This factoid comes from Department of Labor data on the average wage of a full-time working woman and the average wage of a full-time working man. And, yes, if you look at those numbers you will find that the average woman earns about three quarters of the income of the average man.
But that statistic ignores many relevant factors that affect a worker’s take-home pay. For starters, it doesn’t adjust for number of years worked. On average, women spend about a decade out of the workforce to care for their families. It should come as no surprise to Senator Kerry that a 35-year-old woman reentering the workforce after ten years off earns less than a man or woman who worked continuously during that time.
The wage-gap statistic also fails to consider educational attainment. Today, women earn more than half of all bachelor’s and master’s degrees, but it wasn’t always that way. Older women in the workforce tend to have less education than their male peers, which affected their career path, their salaries, and ultimately Department of Labor data.
Women and men also often have different priorities when assessing employment opportunities. One survey of working women found that for nearly three quarters a flexible schedule was “very important” when considering a job. This means that many women are willing to trade more money for more flexibility or time off.
Gender warriors at leftist feminist groups like the Feminist Majority and the National Organization for Women lament that women still sacrifice their careers to take on a disproportionate share of childcare responsibilities. But many women sincerely want to spend more time with their families. And regardless of whether it’s out of duty or desire, full-time working women tend to spend less time in the office than full-time working men. The recently released Department of Labor time-use study revealed that a full-time working woman spends a half hour, or seven percent, less time in the office on an average work day than the typical full-time working man.

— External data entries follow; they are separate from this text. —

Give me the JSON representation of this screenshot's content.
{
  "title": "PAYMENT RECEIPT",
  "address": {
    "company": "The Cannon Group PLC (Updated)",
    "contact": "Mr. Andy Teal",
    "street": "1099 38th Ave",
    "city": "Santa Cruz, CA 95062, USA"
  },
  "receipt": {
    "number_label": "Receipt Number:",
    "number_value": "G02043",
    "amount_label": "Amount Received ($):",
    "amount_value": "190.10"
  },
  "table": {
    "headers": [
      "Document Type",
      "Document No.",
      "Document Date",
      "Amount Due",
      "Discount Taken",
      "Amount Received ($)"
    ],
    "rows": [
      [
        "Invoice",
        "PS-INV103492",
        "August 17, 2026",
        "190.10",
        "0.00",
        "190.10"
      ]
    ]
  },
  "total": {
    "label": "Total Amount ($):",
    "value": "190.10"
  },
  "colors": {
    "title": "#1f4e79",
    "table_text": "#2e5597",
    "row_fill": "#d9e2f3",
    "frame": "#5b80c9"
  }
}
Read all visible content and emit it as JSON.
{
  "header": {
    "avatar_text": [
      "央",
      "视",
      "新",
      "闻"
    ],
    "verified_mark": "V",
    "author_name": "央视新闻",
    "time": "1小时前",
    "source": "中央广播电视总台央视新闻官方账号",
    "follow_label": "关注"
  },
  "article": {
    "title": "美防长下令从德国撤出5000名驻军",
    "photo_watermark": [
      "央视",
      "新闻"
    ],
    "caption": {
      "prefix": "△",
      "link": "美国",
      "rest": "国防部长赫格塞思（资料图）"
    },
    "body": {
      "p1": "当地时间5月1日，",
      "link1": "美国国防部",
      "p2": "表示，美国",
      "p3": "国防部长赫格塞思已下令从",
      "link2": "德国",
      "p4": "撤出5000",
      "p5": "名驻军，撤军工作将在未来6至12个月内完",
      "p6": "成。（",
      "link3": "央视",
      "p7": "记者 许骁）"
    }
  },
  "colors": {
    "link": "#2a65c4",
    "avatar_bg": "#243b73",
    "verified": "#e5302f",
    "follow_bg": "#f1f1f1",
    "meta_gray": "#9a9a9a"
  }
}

Several studies that took these factors into account found a considerably smaller wage gap between men and women. One study focused on childless men and women aged 27 to 33 and found that women in that group earned 98 cents for every male dollar.
While this information is encouraging since it suggests that similarly situated men and women can earn the same amount, the ultimate goal should not be to achieve parity on this artificial measure. If some women want to forgo more dollars for more time with family, then the “wage gap” that results isn’t a problem, it’s just a number. Attempts to “fix” the perceived problem–for example, by forcing businesses to report to the Equal Employment Opportunity Commission their process for setting and adjusting wages as feminist groups sometimes propose–will make women worse off. To more easily comply with this regulation and avoid the threat of government action, many employers might simply no longer offer the very kinds of flexible work arrangements most appealing to many women.
But if you still aren’t convinced that “76 cents on the dollar” is a misleading statistic, consider what its veracity would mean. If women perform the same work as men for three quarters of the pay, then a company that hired only women would have a huge advantage over its competitors. Its fixed employment costs would be much lower for the same amount of output. Sexism in the marketplace would have to be so strong that other companies would rather lose businesses and have higher labor costs–maybe go bankrupt–rather than try to attract these productive female employees by offering them more money. To believe that a huge persistent wage gap exists is to believe that the market truly doesn’t work.
The market does work. That does not mean that every woman–or man–will be blessed by the perfect employer. Certainly some women experience discrimination and are treated unfairly, which affects their pay and these numbers. But Senator Kerry’s statement implying that this wage gap is the result of pure discrimination ignores the real choices that American women make about their careers. It was a sorry ploy to convince women they are victims who need a President Kerry as their savior. Women should treat his advance like a barroom pick-up line and tell this suitor to get lost.
–Carrie Lukas is the director of policy at the Independent Women’s Forum.